** TASK PROMPT **
Your task is to retype every entry exactly, omitting nothing.

RECORDS TO PROCESS Block Start

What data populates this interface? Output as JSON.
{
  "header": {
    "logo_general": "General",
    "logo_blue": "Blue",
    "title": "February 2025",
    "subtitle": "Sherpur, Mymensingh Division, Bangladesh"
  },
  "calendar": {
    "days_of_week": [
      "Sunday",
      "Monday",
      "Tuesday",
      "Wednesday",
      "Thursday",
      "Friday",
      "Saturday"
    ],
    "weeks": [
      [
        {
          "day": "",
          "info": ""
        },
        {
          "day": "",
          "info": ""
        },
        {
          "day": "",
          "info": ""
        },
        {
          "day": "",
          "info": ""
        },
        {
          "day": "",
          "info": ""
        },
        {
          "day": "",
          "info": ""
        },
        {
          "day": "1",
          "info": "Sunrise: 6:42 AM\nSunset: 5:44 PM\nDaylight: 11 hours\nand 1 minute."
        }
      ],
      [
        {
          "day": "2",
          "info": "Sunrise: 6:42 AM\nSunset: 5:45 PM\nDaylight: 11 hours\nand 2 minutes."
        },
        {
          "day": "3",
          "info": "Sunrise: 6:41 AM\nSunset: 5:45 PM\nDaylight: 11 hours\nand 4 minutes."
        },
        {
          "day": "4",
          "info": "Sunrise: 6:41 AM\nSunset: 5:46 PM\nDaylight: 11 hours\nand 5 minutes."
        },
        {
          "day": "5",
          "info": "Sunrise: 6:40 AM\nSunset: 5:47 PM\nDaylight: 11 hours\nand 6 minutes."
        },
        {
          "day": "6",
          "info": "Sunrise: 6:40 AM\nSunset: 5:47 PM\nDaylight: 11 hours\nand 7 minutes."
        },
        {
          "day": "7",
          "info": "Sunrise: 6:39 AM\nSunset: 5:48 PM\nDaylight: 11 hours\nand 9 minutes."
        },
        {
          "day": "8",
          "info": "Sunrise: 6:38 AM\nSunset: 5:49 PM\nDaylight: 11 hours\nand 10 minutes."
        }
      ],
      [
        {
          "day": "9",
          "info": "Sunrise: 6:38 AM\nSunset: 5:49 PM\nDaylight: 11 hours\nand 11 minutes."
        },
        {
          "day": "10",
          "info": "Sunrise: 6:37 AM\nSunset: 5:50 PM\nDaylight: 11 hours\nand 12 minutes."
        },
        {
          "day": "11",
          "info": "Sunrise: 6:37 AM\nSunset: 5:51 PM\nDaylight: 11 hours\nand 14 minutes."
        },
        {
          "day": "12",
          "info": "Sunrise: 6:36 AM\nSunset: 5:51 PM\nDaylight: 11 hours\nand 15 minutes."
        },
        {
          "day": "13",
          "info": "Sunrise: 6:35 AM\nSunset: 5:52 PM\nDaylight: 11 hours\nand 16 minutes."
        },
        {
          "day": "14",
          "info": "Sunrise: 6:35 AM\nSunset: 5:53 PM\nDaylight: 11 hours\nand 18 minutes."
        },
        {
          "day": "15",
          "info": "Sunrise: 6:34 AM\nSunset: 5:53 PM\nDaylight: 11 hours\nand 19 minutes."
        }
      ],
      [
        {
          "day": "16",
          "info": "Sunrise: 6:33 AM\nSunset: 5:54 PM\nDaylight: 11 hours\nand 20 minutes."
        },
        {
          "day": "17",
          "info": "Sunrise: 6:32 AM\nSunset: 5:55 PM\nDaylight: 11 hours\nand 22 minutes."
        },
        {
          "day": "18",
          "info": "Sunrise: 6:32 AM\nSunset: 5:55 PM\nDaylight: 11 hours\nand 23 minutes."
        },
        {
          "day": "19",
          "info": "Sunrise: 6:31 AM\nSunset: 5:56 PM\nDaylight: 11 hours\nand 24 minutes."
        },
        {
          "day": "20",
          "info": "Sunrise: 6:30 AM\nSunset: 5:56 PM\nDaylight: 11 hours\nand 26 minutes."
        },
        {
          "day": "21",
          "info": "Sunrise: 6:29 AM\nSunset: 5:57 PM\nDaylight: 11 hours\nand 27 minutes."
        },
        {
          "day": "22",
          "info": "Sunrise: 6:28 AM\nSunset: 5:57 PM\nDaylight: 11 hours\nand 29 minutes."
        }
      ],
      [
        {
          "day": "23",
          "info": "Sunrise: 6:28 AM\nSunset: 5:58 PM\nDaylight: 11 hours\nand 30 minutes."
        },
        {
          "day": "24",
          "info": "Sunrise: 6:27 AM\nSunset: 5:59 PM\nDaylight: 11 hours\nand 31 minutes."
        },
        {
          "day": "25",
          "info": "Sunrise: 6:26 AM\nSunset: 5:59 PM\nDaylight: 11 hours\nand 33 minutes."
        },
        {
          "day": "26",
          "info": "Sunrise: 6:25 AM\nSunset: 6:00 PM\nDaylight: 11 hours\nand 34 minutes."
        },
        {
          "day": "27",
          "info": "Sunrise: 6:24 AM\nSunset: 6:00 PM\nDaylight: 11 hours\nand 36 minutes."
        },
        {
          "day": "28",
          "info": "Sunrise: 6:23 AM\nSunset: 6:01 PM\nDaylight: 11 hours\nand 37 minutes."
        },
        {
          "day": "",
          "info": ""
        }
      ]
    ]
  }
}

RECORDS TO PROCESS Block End

** ANSWER BOX **
What data populates this interface? Output as JSON.
{
  "header": {
    "logo_general": "General",
    "logo_blue": "Blue",
    "title": "February 2025",
    "subtitle": "Sherpur, Mymensingh Division, Bangladesh"
  },
  "calendar": {
    "days_of_week": [
      "Sunday",
      "Monday",
      "Tuesday",
      "Wednesday",
      "Thursday",
      "Friday",
      "Saturday"
    ],
    "weeks": [
      [
        {
          "day": "",
          "info": ""
        },
        {
          "day": "",
          "info": ""
        },
        {
          "day": "",
          "info": ""
        },
        {
          "day": "",
          "info": ""
        },
        {
          "day": "",
          "info": ""
        },
        {
          "day": "",
          "info": ""
        },
        {
          "day": "1",
          "info": "Sunrise: 6:42 AM\nSunset: 5:44 PM\nDaylight: 11 hours\nand 1 minute."
        }
      ],
      [
        {
          "day": "2",
          "info": "Sunrise: 6:42 AM\nSunset: 5:45 PM\nDaylight: 11 hours\nand 2 minutes."
        },
        {
          "day": "3",
          "info": "Sunrise: 6:41 AM\nSunset: 5:45 PM\nDaylight: 11 hours\nand 4 minutes."
        },
        {
          "day": "4",
          "info": "Sunrise: 6:41 AM\nSunset: 5:46 PM\nDaylight: 11 hours\nand 5 minutes."
        },
        {
          "day": "5",
          "info": "Sunrise: 6:40 AM\nSunset: 5:47 PM\nDaylight: 11 hours\nand 6 minutes."
        },
        {
          "day": "6",
          "info": "Sunrise: 6:40 AM\nSunset: 5:47 PM\nDaylight: 11 hours\nand 7 minutes."
        },
        {
          "day": "7",
          "info": "Sunrise: 6:39 AM\nSunset: 5:48 PM\nDaylight: 11 hours\nand 9 minutes."
        },
        {
          "day": "8",
          "info": "Sunrise: 6:38 AM\nSunset: 5:49 PM\nDaylight: 11 hours\nand 10 minutes."
        }
      ],
      [
        {
          "day": "9",
          "info": "Sunrise: 6:38 AM\nSunset: 5:49 PM\nDaylight: 11 hours\nand 11 minutes."
        },
        {
          "day": "10",
          "info": "Sunrise: 6:37 AM\nSunset: 5:50 PM\nDaylight: 11 hours\nand 12 minutes."
        },
        {
          "day": "11",
          "info": "Sunrise: 6:37 AM\nSunset: 5:51 PM\nDaylight: 11 hours\nand 14 minutes."
        },
        {
          "day": "12",
          "info": "Sunrise: 6:36 AM\nSunset: 5:51 PM\nDaylight: 11 hours\nand 15 minutes."
        },
        {
          "day": "13",
          "info": "Sunrise: 6:35 AM\nSunset: 5:52 PM\nDaylight: 11 hours\nand 16 minutes."
        },
        {
          "day": "14",
          "info": "Sunrise: 6:35 AM\nSunset: 5:53 PM\nDaylight: 11 hours\nand 18 minutes."
        },
        {
          "day": "15",
          "info": "Sunrise: 6:34 AM\nSunset: 5:53 PM\nDaylight: 11 hours\nand 19 minutes."
        }
      ],
      [
        {
          "day": "16",
          "info": "Sunrise: 6:33 AM\nSunset: 5:54 PM\nDaylight: 11 hours\nand 20 minutes."
        },
        {
          "day": "17",
          "info": "Sunrise: 6:32 AM\nSunset: 5:55 PM\nDaylight: 11 hours\nand 22 minutes."
        },
        {
          "day": "18",
          "info": "Sunrise: 6:32 AM\nSunset: 5:55 PM\nDaylight: 11 hours\nand 23 minutes."
        },
        {
          "day": "19",
          "info": "Sunrise: 6:31 AM\nSunset: 5:56 PM\nDaylight: 11 hours\nand 24 minutes."
        },
        {
          "day": "20",
          "info": "Sunrise: 6:30 AM\nSunset: 5:56 PM\nDaylight: 11 hours\nand 26 minutes."
        },
        {
          "day": "21",
          "info": "Sunrise: 6:29 AM\nSunset: 5:57 PM\nDaylight: 11 hours\nand 27 minutes."
        },
        {
          "day": "22",
          "info": "Sunrise: 6:28 AM\nSunset: 5:57 PM\nDaylight: 11 hours\nand 29 minutes."
        }
      ],
      [
        {
          "day": "23",
          "info": "Sunrise: 6:28 AM\nSunset: 5:58 PM\nDaylight: 11 hours\nand 30 minutes."
        },
        {
          "day": "24",
          "info": "Sunrise: 6:27 AM\nSunset: 5:59 PM\nDaylight: 11 hours\nand 31 minutes."
        },
        {
          "day": "25",
          "info": "Sunrise: 6:26 AM\nSunset: 5:59 PM\nDaylight: 11 hours\nand 33 minutes."
        },
        {
          "day": "26",
          "info": "Sunrise: 6:25 AM\nSunset: 6:00 PM\nDaylight: 11 hours\nand 34 minutes."
        },
        {
          "day": "27",
          "info": "Sunrise: 6:24 AM\nSunset: 6:00 PM\nDaylight: 11 hours\nand 36 minutes."
        },
        {
          "day": "28",
          "info": "Sunrise: 6:23 AM\nSunset: 6:01 PM\nDaylight: 11 hours\nand 37 minutes."
        },
        {
          "day": "",
          "info": ""
        }
      ]
    ]
  }
}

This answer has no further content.